When I worked for the VA I saw the records of quite a few soldiers who didn’t see combat but who had PTSD. Many were in medical services far from the front. A couple were WWII veterans who worked at the Bikini Atoll site. Lots worked with explosives and weaponry, tanks, etc. A few were soldiers attacked in some manner by other soldiers on their base. In all the time I worked with the VA I never once came across someone who was simply a stateside clerk (or similar) who had PTSD. I very much doubt, after filing and compiling several hundred Compensation and Pension Examinations, that someone who didn’t have PTSD would be given a diagnosis of PTSD simply on their say-so.
PTSD was indeed prevalent after WWII. Heck, the villains in every Hollywood movie in the late 40s and 1950s were guys screwed up by the war. Perhaps you’ve heard of John Huston’s Let There Be Light documentary, or the Oscar-winning Best Years of Our Lives. After WWI, shell shock (one of the old names for PTSD) was a huge issue, so much so it’s cliche—the UK alone treated 80,000 cases of shell shock. Wynn already mentioned earlier examples. And diarist Samuel Pepys wrote about PTSD-type issues back in the 1600s, when soldiers coming back from war were often considered too messed up to function properly in society.
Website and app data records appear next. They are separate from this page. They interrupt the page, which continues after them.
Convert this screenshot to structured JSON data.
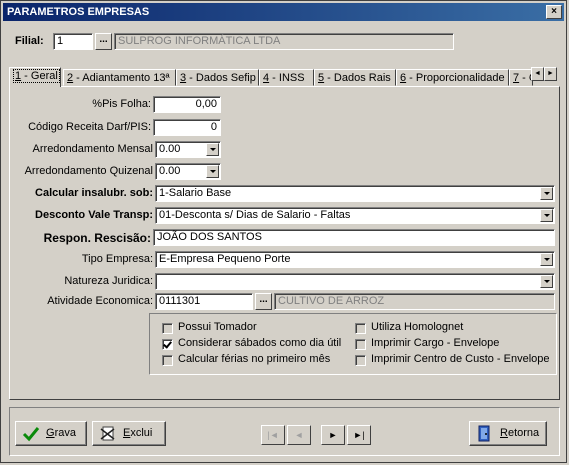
{
  "window": {
    "title": "PARAMETROS EMPRESAS",
    "close_glyph": "×"
  },
  "filial": {
    "label": "Filial:",
    "code": "1",
    "name": "SULPROG INFORMÁTICA LTDA"
  },
  "tabs": [
    {
      "key": "1",
      "label": " - Geral",
      "active": true
    },
    {
      "key": "2",
      "label": " - Adiantamento 13ª"
    },
    {
      "key": "3",
      "label": " - Dados Sefip"
    },
    {
      "key": "4",
      "label": " - INSS"
    },
    {
      "key": "5",
      "label": " - Dados Rais"
    },
    {
      "key": "6",
      "label": " - Proporcionalidade"
    },
    {
      "key": "7",
      "label": " - C"
    }
  ],
  "fields": {
    "pis_folha": {
      "label": "%Pis Folha:",
      "value": "0,00"
    },
    "codigo_receita": {
      "label": "Código Receita Darf/PIS:",
      "value": "0"
    },
    "arred_mensal": {
      "label": "Arredondamento Mensal",
      "value": "0.00"
    },
    "arred_quinzenal": {
      "label": "Arredondamento Quizenal",
      "value": "0.00"
    },
    "calc_insalubr": {
      "label": "Calcular insalubr. sob:",
      "value": "1-Salario Base"
    },
    "desconto_vt": {
      "label": "Desconto Vale Transp:",
      "value": "01-Desconta s/ Dias de Salario - Faltas"
    },
    "respon_rescisao": {
      "label": "Respon. Rescisão:",
      "value": "JOÃO DOS SANTOS"
    },
    "tipo_empresa": {
      "label": "Tipo Empresa:",
      "value": "E-Empresa Pequeno Porte"
    },
    "natureza_juridica": {
      "label": "Natureza Juridica:",
      "value": ""
    },
    "atividade_economica": {
      "label": "Atividade Economica:",
      "code": "0111301",
      "description": "CULTIVO DE ARROZ"
    }
  },
  "checkboxes": {
    "possui_tomador": {
      "label": "Possui Tomador",
      "checked": false
    },
    "considerar_sabados": {
      "label": "Considerar sábados como dia útil",
      "checked": true
    },
    "calcular_ferias": {
      "label": "Calcular férias no primeiro mês",
      "checked": false
    },
    "utiliza_homolognet": {
      "label": "Utiliza Homolognet",
      "checked": false
    },
    "imprimir_cargo": {
      "label": "Imprimir Cargo - Envelope",
      "checked": false
    },
    "imprimir_centro_custo": {
      "label": "Imprimir Centro de Custo - Envelope",
      "checked": false
    }
  },
  "buttons": {
    "grava": {
      "key": "G",
      "rest": "rava"
    },
    "exclui": {
      "key": "E",
      "rest": "xclui"
    },
    "retorna": {
      "key": "R",
      "rest": "etorna"
    }
  },
  "nav": {
    "first": "|◄",
    "prev": "◄",
    "next": "►",
    "last": "►|"
  }
}
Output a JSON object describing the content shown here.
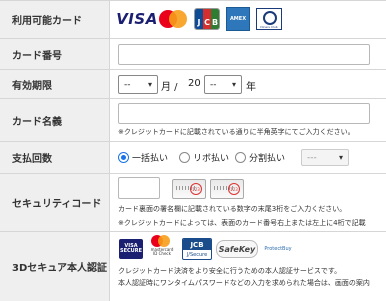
{
  "rows": {
    "brands": {
      "label": "利用可能カード",
      "logos": [
        {
          "name": "visa-logo",
          "text": "VISA"
        },
        {
          "name": "mastercard-logo"
        },
        {
          "name": "jcb-logo",
          "letters": [
            "J",
            "C",
            "B"
          ],
          "colors": [
            "#0e4c96",
            "#d32f2f",
            "#2e7d32"
          ]
        },
        {
          "name": "amex-logo",
          "text": "AMEX"
        },
        {
          "name": "diners-club-logo",
          "text": "Diners Club"
        }
      ]
    },
    "card_number": {
      "label": "カード番号",
      "value": "",
      "placeholder": ""
    },
    "expiry": {
      "label": "有効期限",
      "month_value": "--",
      "month_unit": "月 /",
      "year_prefix": "20",
      "year_value": "--",
      "year_unit": "年"
    },
    "card_name": {
      "label": "カード名義",
      "value": "",
      "placeholder": "",
      "note": "※クレジットカードに記載されている通りに半角英字にてご入力ください。"
    },
    "payment": {
      "label": "支払回数",
      "options": [
        {
          "label": "一括払い",
          "selected": true
        },
        {
          "label": "リボ払い",
          "selected": false
        },
        {
          "label": "分割払い",
          "selected": false
        }
      ],
      "installments_value": "---"
    },
    "security": {
      "label": "セキュリティコード",
      "value": "",
      "note1": "カード裏面の署名欄に記載されている数字の末尾3桁をご入力ください。",
      "note2": "※クレジットカードによっては、表面のカード番号右上または左上に4桁で記載"
    },
    "secure3d": {
      "label": "3Dセキュア本人認証",
      "logos": {
        "visa_top": "VISA",
        "visa_bottom": "SECURE",
        "mc_text": "mastercard ID Check",
        "jcb_top": "JCB",
        "jcb_bottom": "J/Secure",
        "safekey": "SafeKey",
        "protectbuy": "ProtectBuy"
      },
      "note1": "クレジットカード決済をより安全に行うための本人認証サービスです。",
      "note2": "本人認証時にワンタイムパスワードなどの入力を求められた場合は、画面の案内"
    }
  },
  "colors": {
    "label_bg": "#efefef",
    "border": "#d6d6d6",
    "radio_accent": "#1a73e8"
  }
}
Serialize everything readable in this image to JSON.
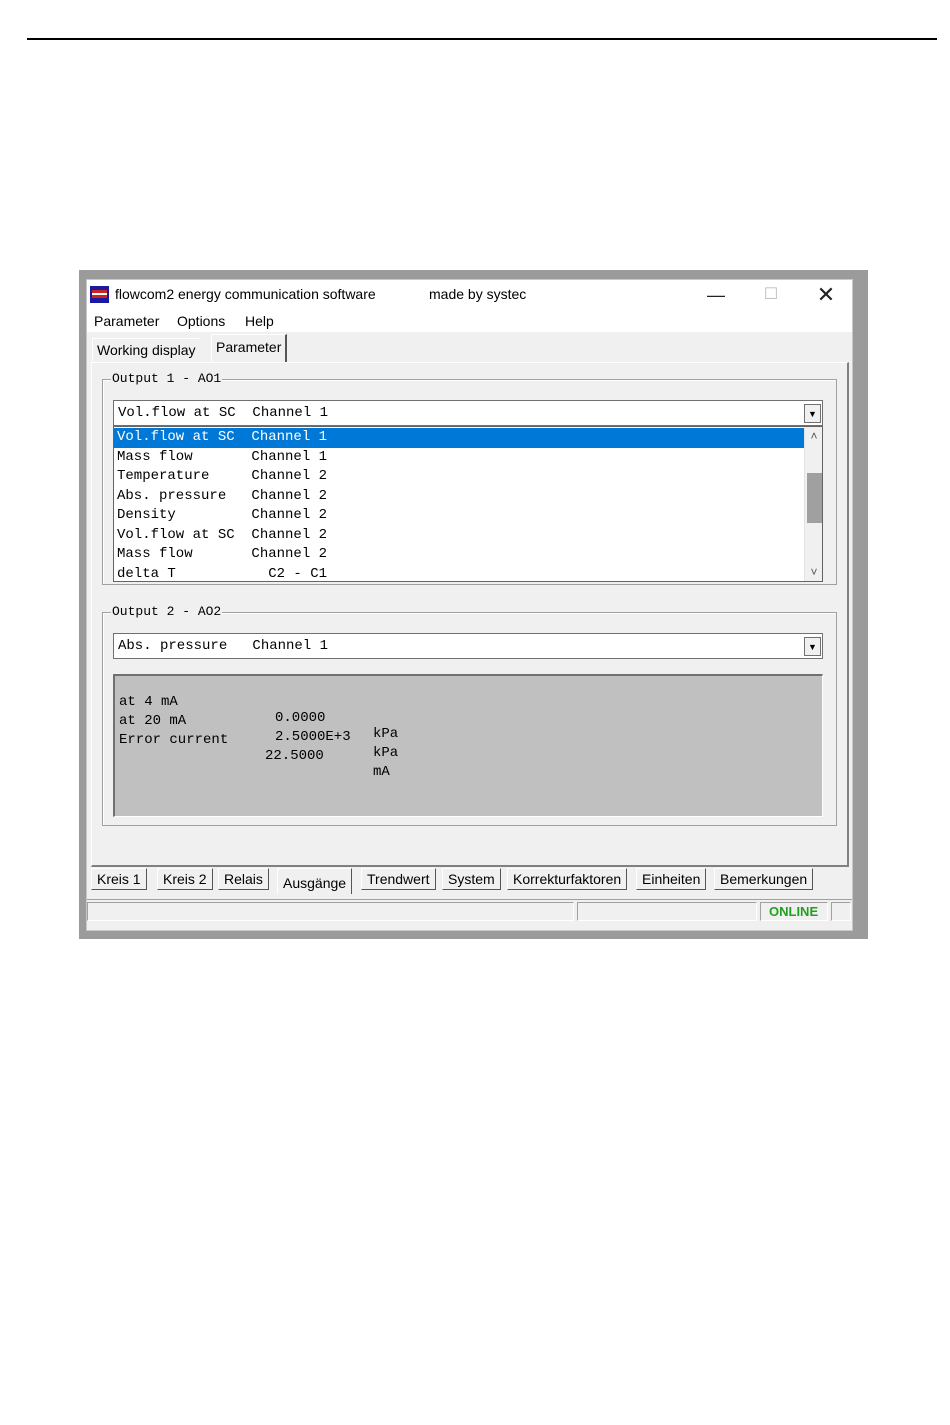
{
  "window": {
    "title": "flowcom2 energy communication software",
    "made_by": "made by systec",
    "buttons": {
      "minimize": "—",
      "maximize": "☐",
      "close": "✕"
    }
  },
  "menu": [
    "Parameter",
    "Options",
    "Help"
  ],
  "top_tabs": [
    {
      "label": "Working display",
      "active": false
    },
    {
      "label": "Parameter",
      "active": true
    }
  ],
  "output1": {
    "title": "Output 1 - AO1",
    "selected": "Vol.flow at SC  Channel 1",
    "options": [
      "Vol.flow at SC  Channel 1",
      "Mass flow       Channel 1",
      "Temperature     Channel 2",
      "Abs. pressure   Channel 2",
      "Density         Channel 2",
      "Vol.flow at SC  Channel 2",
      "Mass flow       Channel 2",
      "delta T           C2 - C1"
    ]
  },
  "output2": {
    "title": "Output 2 - AO2",
    "selected": "Abs. pressure   Channel 1",
    "rows": [
      {
        "label": "at 4 mA",
        "value": "0.0000",
        "unit": "kPa"
      },
      {
        "label": "at 20 mA",
        "value": "2.5000E+3",
        "unit": "kPa"
      },
      {
        "label": "Error current",
        "value": "22.5000",
        "unit": "mA"
      }
    ]
  },
  "bottom_tabs": [
    {
      "label": "Kreis 1",
      "active": false
    },
    {
      "label": "Kreis 2",
      "active": false
    },
    {
      "label": "Relais",
      "active": false
    },
    {
      "label": "Ausgänge",
      "active": true
    },
    {
      "label": "Trendwert",
      "active": false
    },
    {
      "label": "System",
      "active": false
    },
    {
      "label": "Korrekturfaktoren",
      "active": false
    },
    {
      "label": "Einheiten",
      "active": false
    },
    {
      "label": "Bemerkungen",
      "active": false
    }
  ],
  "status": {
    "connection": "ONLINE",
    "connection_color": "#20a020"
  }
}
Plato has a famous reference to “only the dead have seen the end of war,” in a screed written about how veterans behave after war, and Socrates wrote plays about what we now call PTSD.
If anything is invented here, it’s not PTSD, it’s your very convenient groups of friends who always manage to prove whatever resentful, petty little point you’re trying to make. You resent everyone all the time, 24 hours a day, 7 days a week, including (or especially) on holidays.